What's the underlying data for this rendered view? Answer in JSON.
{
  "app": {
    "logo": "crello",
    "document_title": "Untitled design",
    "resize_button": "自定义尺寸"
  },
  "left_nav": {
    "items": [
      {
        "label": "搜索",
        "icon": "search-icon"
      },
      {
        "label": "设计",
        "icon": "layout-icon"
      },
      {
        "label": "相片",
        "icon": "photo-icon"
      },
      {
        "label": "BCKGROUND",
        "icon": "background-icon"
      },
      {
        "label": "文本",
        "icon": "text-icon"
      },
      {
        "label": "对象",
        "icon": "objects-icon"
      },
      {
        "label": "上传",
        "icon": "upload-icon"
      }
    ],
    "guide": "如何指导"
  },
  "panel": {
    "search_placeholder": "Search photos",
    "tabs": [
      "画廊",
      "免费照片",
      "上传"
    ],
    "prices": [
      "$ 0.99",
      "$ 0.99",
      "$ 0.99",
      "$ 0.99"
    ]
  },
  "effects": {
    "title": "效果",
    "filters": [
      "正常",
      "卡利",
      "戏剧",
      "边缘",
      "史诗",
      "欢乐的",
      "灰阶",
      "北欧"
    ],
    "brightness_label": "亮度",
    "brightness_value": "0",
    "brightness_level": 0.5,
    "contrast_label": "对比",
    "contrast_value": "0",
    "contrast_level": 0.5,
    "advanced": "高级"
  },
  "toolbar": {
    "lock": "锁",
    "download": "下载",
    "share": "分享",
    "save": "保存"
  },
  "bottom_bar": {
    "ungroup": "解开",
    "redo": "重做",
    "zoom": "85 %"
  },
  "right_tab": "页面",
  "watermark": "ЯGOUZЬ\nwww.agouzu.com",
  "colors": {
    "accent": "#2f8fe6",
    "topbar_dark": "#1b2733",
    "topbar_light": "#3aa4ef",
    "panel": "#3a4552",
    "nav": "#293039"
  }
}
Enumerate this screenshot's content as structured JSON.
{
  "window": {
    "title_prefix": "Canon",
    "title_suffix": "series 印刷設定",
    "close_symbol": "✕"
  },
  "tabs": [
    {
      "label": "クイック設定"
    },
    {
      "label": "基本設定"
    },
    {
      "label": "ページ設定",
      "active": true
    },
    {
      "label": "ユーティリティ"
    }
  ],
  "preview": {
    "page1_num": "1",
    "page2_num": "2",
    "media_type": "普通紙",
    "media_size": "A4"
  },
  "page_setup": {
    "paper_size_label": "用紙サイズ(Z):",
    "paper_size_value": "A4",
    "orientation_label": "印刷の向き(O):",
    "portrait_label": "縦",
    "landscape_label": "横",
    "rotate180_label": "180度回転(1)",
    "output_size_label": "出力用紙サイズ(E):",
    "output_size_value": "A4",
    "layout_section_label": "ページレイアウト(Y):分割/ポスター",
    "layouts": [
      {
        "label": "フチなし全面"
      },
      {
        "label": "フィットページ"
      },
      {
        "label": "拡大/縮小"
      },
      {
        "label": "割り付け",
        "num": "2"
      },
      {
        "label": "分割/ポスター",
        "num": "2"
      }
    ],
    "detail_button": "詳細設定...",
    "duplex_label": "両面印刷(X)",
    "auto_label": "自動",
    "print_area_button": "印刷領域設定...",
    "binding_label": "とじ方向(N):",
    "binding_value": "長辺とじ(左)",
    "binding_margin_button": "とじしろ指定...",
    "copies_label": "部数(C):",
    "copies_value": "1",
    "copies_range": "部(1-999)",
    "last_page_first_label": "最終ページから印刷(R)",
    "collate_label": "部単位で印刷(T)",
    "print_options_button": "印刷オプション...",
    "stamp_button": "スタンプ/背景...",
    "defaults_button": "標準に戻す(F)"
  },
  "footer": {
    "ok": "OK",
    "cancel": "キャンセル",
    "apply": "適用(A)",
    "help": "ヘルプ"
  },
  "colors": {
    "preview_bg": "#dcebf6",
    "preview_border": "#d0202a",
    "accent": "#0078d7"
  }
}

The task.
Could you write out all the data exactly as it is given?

Your response.
What's the underlying data for this rendered view? Answer in JSON.
{
  "app": {
    "logo": "crello",
    "document_title": "Untitled design",
    "resize_button": "自定义尺寸"
  },
  "left_nav": {
    "items": [
      {
        "label": "搜索",
        "icon": "search-icon"
      },
      {
        "label": "设计",
        "icon": "layout-icon"
      },
      {
        "label": "相片",
        "icon": "photo-icon"
      },
      {
        "label": "BCKGROUND",
        "icon": "background-icon"
      },
      {
        "label": "文本",
        "icon": "text-icon"
      },
      {
        "label": "对象",
        "icon": "objects-icon"
      },
      {
        "label": "上传",
        "icon": "upload-icon"
      }
    ],
    "guide": "如何指导"
  },
  "panel": {
    "search_placeholder": "Search photos",
    "tabs": [
      "画廊",
      "免费照片",
      "上传"
    ],
    "prices": [
      "$ 0.99",
      "$ 0.99",
      "$ 0.99",
      "$ 0.99"
    ]
  },
  "effects": {
    "title": "效果",
    "filters": [
      "正常",
      "卡利",
      "戏剧",
      "边缘",
      "史诗",
      "欢乐的",
      "灰阶",
      "北欧"
    ],
    "brightness_label": "亮度",
    "brightness_value": "0",
    "brightness_level": 0.5,
    "contrast_label": "对比",
    "contrast_value": "0",
    "contrast_level": 0.5,
    "advanced": "高级"
  },
  "toolbar": {
    "lock": "锁",
    "download": "下载",
    "share": "分享",
    "save": "保存"
  },
  "bottom_bar": {
    "ungroup": "解开",
    "redo": "重做",
    "zoom": "85 %"
  },
  "right_tab": "页面",
  "watermark": "ЯGOUZЬ\nwww.agouzu.com",
  "colors": {
    "accent": "#2f8fe6",
    "topbar_dark": "#1b2733",
    "topbar_light": "#3aa4ef",
    "panel": "#3a4552",
    "nav": "#293039"
  }
}
Enumerate this screenshot's content as structured JSON.
{
  "window": {
    "title_prefix": "Canon",
    "title_suffix": "series 印刷設定",
    "close_symbol": "✕"
  },
  "tabs": [
    {
      "label": "クイック設定"
    },
    {
      "label": "基本設定"
    },
    {
      "label": "ページ設定",
      "active": true
    },
    {
      "label": "ユーティリティ"
    }
  ],
  "preview": {
    "page1_num": "1",
    "page2_num": "2",
    "media_type": "普通紙",
    "media_size": "A4"
  },
  "page_setup": {
    "paper_size_label": "用紙サイズ(Z):",
    "paper_size_value": "A4",
    "orientation_label": "印刷の向き(O):",
    "portrait_label": "縦",
    "landscape_label": "横",
    "rotate180_label": "180度回転(1)",
    "output_size_label": "出力用紙サイズ(E):",
    "output_size_value": "A4",
    "layout_section_label": "ページレイアウト(Y):分割/ポスター",
    "layouts": [
      {
        "label": "フチなし全面"
      },
      {
        "label": "フィットページ"
      },
      {
        "label": "拡大/縮小"
      },
      {
        "label": "割り付け",
        "num": "2"
      },
      {
        "label": "分割/ポスター",
        "num": "2"
      }
    ],
    "detail_button": "詳細設定...",
    "duplex_label": "両面印刷(X)",
    "auto_label": "自動",
    "print_area_button": "印刷領域設定...",
    "binding_label": "とじ方向(N):",
    "binding_value": "長辺とじ(左)",
    "binding_margin_button": "とじしろ指定...",
    "copies_label": "部数(C):",
    "copies_value": "1",
    "copies_range": "部(1-999)",
    "last_page_first_label": "最終ページから印刷(R)",
    "collate_label": "部単位で印刷(T)",
    "print_options_button": "印刷オプション...",
    "stamp_button": "スタンプ/背景...",
    "defaults_button": "標準に戻す(F)"
  },
  "footer": {
    "ok": "OK",
    "cancel": "キャンセル",
    "apply": "適用(A)",
    "help": "ヘルプ"
  },
  "colors": {
    "preview_bg": "#dcebf6",
    "preview_border": "#d0202a",
    "accent": "#0078d7"
  }
}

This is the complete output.